Here’s one of those puzzles of life I wish I could solve before I die. Someone calls, I answer, and they ask for Betty. I tell them they have the wrong number, that there’s no one named Betty here. They apologize and hang up. Forty-five seconds later, the phone rings again. (We usually get about three calls a week, so I’m pretty sure this is the same person.) “Yes, is Betty there?” Wrong number again, I respond with measured pleasantness. “I’m sorry,” they say, and this time they really seem to mean it. In fact, they sound as though they’re going to make some kind of effort to determine what Betty’s actual phone number is. Minutes pass and the telephone remains silent. I forget about it. Two hours later, the phone rings. Now it’s a different person asking for Betty. “Listen,” I say optimistically. “You can call back as many times as you want, but no matter how many times you ask, Betty still won’t be here.”
The mystery for me is this: We’ve had the same phone number for ten years. In all of that time, no Betty has ever lived here. That means one of two things. Either Betty used to have our number and this person who now urgently needs to speak to her has been out of touch for more than a decade. Or, Betty gave the caller a fake number to get rid of him. Or (I just thought of a third possibility), the caller keeps pressing Redial, under the assumption that I’m mistaken and have simply forgotten that there’s a person named Betty living in our house.
In any case, I know exactly how to deal with this situation.
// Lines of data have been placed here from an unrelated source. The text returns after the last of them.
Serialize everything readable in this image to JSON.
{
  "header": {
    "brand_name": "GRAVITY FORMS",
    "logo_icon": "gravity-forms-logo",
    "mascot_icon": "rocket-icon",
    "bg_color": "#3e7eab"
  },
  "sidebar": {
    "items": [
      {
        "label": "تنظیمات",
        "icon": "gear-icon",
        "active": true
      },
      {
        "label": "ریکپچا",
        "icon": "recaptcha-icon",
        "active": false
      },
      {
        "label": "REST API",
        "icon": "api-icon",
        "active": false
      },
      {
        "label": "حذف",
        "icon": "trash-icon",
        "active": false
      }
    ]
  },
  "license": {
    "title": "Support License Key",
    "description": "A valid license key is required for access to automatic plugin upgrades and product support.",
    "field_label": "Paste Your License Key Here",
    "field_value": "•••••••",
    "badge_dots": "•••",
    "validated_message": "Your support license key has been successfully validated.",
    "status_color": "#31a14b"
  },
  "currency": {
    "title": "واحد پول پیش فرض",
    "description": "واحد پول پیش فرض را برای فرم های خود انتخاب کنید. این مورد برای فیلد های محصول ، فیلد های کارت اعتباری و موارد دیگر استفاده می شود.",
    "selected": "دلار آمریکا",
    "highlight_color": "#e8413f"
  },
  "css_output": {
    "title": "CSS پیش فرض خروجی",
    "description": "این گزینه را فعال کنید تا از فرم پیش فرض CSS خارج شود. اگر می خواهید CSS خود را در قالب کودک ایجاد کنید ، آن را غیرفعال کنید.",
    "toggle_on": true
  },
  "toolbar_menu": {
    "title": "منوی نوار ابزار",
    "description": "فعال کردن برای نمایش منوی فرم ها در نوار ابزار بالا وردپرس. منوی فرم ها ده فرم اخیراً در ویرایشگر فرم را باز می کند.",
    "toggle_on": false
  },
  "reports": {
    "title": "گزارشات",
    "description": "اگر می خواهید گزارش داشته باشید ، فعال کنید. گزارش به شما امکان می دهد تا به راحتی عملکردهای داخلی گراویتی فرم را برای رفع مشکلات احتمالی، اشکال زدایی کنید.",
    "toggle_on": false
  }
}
I take the phone off the hook and leave it there. We’re not due for another call for three or four days anyway.